In Planned Parenthood v. Suehs,[4] however, the Fifth Circuit Court of Appeals removed a preliminary injunction (issued by a lower court) against the law and regulations.  Undeterred, Planned Parenthood affiliates in Texas turned to state court as a potential means to continue lining their pockets with taxpayer funds

Clearly, they are not getting the message.

The State of Texas and the citizens of Texas do not want abortion providers bankrolling their businesses with taxpayer dollars under the guise of providing healthcare to women. Fundamentally, Planned Parenthood Federation of America encourages abortion as a means of “planning” a family.  Planned Parenthood tells women that the question “Am I ready to become a parent?” is first among the questions they should ask when considering an abortion.[5] Other questions Planned Parenthood proposes that indicate that it considers abortion as a legitimate means of “family planning” include: “Would I prefer to have a child at another time?” and “What would it mean for … my family’s future if I had a child now?”[6] 

Notably, Abby Johnson, former director of a Planned Parenthood clinic in Bryan, Texas, has said, “As clinic director, I saw how money received by Planned Parenthood affiliate clinics all went into one pot at the end of the day—it isn’t divvied up and directed to specific services.”[7]

The State of Texas has worked hard over the last few years to prevent taxpayer dollars from enriching Planned Parenthood and other abortion providers.  In 2013, we expect more states to follow Texas’ example by enacting similar restrictions on taxpayer funding for abortion providers.


[1] The WHP program was initially heavily funded by the federal government; however, the federal government will not continue to fund the program under the new state regulations.  In response, the State of Texas, under the leadership of Governor Rick Perry, decided to make the program entirely state-funded.

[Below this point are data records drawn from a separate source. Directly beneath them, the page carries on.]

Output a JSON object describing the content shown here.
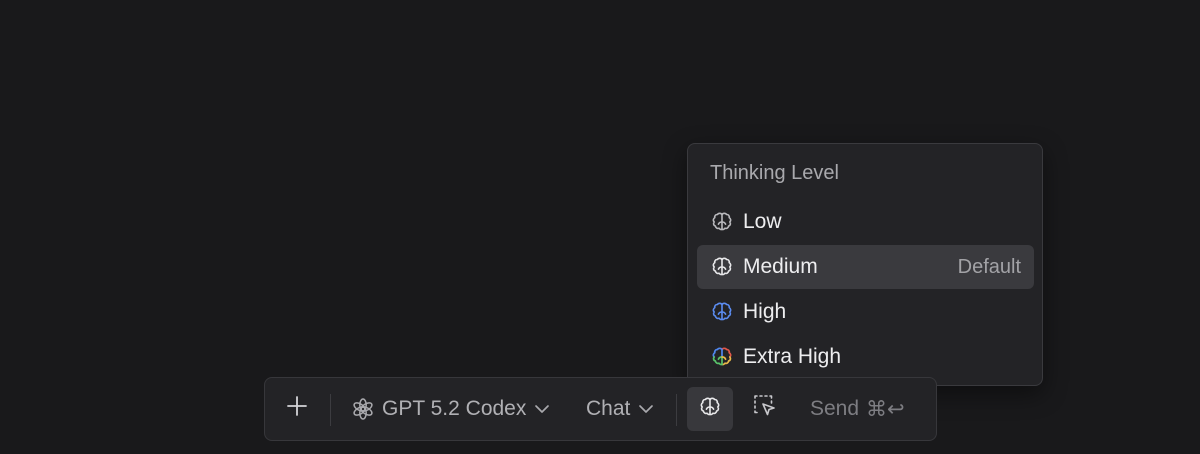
{
  "thinking_menu": {
    "title": "Thinking Level",
    "items": [
      {
        "label": "Low",
        "badge": "",
        "icon": "brain-outline-icon",
        "icon_color": "#b9b9bd"
      },
      {
        "label": "Medium",
        "badge": "Default",
        "icon": "brain-outline-icon",
        "icon_color": "#e8e8ea",
        "selected": true
      },
      {
        "label": "High",
        "badge": "",
        "icon": "brain-outline-icon",
        "icon_color": "#5b8cf0"
      },
      {
        "label": "Extra High",
        "badge": "",
        "icon": "brain-multicolor-icon",
        "icon_colors": [
          "#4f86ef",
          "#e0564b",
          "#e9b949",
          "#58c26a"
        ]
      }
    ]
  },
  "toolbar": {
    "add_icon": "plus-icon",
    "model_label": "GPT 5.2 Codex",
    "model_icon": "openai-logo-icon",
    "mode_label": "Chat",
    "thinking_icon": "brain-icon",
    "select_icon": "selection-cursor-icon",
    "send_label": "Send",
    "send_shortcut": "⌘↩"
  },
  "colors": {
    "background": "#19191b",
    "panel": "#232326",
    "selected_row": "#3a3a3e",
    "text_primary": "#ededef",
    "text_secondary": "#a9a9ad"
  }
}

[2] § 1(h), 2005 Tex. Gen. Laws at 2818. 

[3] 1 Tex. Admin, Code  354.1363(a). 

[4] 5th- 12-50377 (5th Cir., Aug. 21, 2012).

[5] See Planned Parenthood Fed’n of Am., Thinking About Abortion, available at http://www.plannedparenthood.org/health-topics/pregnancy/thinking-about-abortion-21519.htm (last visited Dec. 21, 2012)

[6] Id.

[7] See, e.g., Johnson, Opinion: Defund Planned Parenthood, AOL News (Mar. 8, 2011), available at http://www.aolnews.com/2011/03/08/opinion-defund-planned-parenthood/ (last visited Dec. 21, 2012).